It was soon determined that the kidnapper had entered the house through a kitchen window. He had left a lawn chair under the window, which the Smarts had forgotten to lock. The intruder had cut through the window screen and climbed in over the counter, careful not to disturb anything.
Police bloodhounds attempted to pick up Elizabeth's scent, but the trail the dogs found apparently ended several feet from the house. With no evidence of an unfamiliar car in the area, the police concluded that Elizabeth and her captor had departed on foot. But if they had left the house shortly after 2:00 A.M., they had a considerable head start.
By 7:30 A.M. local television and radio stations broadcast emergency bulletins alerting the public that Elizabeth was missing. By nine o'clock, 100 police officers and volunteers were searching the area for Elizabeth and a man who fit Mary Katherine's description. State police helicopters widened the circle of the search.
Gordon B. Hinkley, the president of the Church of Jesus Christ of Latter-day Saints, reached out to the Smart family and offered his help. Hinkley notified LDS churches in five states, distributing Elizabeth's photograph and urging church members to join in the search.
Bob Smither of the Laura Recovery Center was asked to lend his expertise. Smither and his wife had founded the center after their daughter Laura had been kidnapped and murdered in 1998. Smither, who was based in Texas, sent a volunteer to help organize the many volunteers who had congregated at the local Shriners Hospital. The Smithers had written a manual for the parents of kidnapping victims, showing them how to be most effective in such a crisis.
Tom Smart, Ed's oldest brother and a journalist for the Deseret Morning News, became the spokesman for the family. Thousands of missing posters were printed, featuring several photos of Elizabeth from different angles and with different expressions. The Utah Missing Persons Clearinghouse distributed 800 fliers to police departments and school districts in neighboring states. The police expanded the focus of their search beyond Utah into southeast Idaho and Oregon where there had been two recent child abductions.

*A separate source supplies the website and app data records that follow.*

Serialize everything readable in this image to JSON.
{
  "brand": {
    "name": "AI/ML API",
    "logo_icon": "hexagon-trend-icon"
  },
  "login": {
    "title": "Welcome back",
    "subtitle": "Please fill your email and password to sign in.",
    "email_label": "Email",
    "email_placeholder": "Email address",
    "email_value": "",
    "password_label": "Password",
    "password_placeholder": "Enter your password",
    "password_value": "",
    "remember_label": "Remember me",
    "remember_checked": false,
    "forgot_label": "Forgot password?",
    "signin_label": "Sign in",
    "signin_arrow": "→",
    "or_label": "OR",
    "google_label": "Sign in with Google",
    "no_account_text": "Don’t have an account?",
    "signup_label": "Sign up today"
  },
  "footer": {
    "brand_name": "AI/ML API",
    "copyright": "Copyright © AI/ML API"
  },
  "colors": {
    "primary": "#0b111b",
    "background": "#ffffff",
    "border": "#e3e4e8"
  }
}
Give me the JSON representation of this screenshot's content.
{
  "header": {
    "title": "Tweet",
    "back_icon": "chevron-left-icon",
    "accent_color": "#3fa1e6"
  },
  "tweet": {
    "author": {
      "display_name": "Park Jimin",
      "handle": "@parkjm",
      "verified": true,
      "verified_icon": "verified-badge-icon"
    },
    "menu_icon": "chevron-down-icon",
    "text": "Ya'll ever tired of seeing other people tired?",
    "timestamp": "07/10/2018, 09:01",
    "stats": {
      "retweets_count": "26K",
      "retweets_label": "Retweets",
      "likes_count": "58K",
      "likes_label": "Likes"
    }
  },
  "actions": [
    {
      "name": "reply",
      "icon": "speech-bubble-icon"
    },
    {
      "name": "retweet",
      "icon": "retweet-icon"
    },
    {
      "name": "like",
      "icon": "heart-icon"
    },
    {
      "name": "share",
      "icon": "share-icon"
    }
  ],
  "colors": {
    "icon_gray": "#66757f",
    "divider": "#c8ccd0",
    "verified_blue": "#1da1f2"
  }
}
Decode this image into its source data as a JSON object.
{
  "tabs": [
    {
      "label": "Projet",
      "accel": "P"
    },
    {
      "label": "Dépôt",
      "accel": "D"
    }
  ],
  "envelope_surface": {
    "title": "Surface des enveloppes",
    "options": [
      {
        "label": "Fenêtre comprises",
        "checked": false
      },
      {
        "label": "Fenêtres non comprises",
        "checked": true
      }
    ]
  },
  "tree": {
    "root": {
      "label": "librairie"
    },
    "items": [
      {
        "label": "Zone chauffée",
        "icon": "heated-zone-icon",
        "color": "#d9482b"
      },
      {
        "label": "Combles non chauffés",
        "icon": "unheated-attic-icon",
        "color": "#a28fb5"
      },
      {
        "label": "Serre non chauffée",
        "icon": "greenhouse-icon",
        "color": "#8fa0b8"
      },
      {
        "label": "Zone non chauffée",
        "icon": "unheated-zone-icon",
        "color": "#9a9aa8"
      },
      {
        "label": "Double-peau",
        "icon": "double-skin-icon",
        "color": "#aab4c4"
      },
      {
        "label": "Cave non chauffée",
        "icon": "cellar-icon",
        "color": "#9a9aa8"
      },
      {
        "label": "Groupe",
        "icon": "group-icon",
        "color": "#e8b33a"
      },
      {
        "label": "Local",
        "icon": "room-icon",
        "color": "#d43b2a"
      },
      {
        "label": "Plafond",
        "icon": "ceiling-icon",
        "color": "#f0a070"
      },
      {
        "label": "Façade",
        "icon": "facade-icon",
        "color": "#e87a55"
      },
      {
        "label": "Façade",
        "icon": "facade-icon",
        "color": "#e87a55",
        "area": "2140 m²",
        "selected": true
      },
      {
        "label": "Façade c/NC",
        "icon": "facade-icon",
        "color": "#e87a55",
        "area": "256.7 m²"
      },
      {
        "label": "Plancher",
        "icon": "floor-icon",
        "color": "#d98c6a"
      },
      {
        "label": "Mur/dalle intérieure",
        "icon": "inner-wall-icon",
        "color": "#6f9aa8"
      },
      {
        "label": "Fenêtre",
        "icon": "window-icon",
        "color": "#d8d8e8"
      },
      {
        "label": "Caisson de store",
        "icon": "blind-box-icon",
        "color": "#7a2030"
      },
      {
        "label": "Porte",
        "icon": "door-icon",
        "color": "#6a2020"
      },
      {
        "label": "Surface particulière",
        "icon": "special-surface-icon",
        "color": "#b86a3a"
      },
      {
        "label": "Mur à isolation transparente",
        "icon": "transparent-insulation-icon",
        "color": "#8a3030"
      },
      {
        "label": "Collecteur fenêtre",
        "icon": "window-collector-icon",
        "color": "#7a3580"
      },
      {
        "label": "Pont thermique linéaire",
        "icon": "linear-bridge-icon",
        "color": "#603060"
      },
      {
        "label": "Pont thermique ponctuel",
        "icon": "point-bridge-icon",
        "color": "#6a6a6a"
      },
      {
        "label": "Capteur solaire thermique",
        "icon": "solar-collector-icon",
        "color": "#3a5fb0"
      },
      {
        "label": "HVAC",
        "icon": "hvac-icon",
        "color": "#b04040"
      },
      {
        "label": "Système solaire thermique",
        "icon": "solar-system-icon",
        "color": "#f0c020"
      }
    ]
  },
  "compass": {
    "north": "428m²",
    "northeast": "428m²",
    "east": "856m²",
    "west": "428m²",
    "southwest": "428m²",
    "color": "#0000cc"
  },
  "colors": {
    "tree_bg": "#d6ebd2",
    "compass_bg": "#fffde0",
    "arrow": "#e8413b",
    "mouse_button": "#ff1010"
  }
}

The Smarts had recently put their million-dollar house on the market, and in the past few months they had done renovations and repairs to get the house ready for sale. The police compiled a list of contractors, repairmen, and real-estate brokers who had been at the house so they could be interviewed. They also checked the Smarts' home computers to see if a sexual predator might have approached Elizabeth in an online chatroom, but they found no evidence of any such contact, and the family reported that Elizabeth never used the Internet. The police offered a $10,000 reward to anyone who came forward with solid information that would lead to Elizabeth's rescue.
On June 5 Ed Smart emerged from the house and faced a gang of reporters and television journalists who had camped out on the curb. Wrestling with his emotions and nearly overcome with grief, Ed stepped up to the microphones and spoke directly to his daughter. "Elizabeth, if you're out there, we're doing everything we possibly can to help you."
Fighting back tears, he then addressed the kidnapper: "Please let her go. Please!"
The next day Ed and Lois announced that private donors had put together a $250,000 reward for information that would bring back their daughter.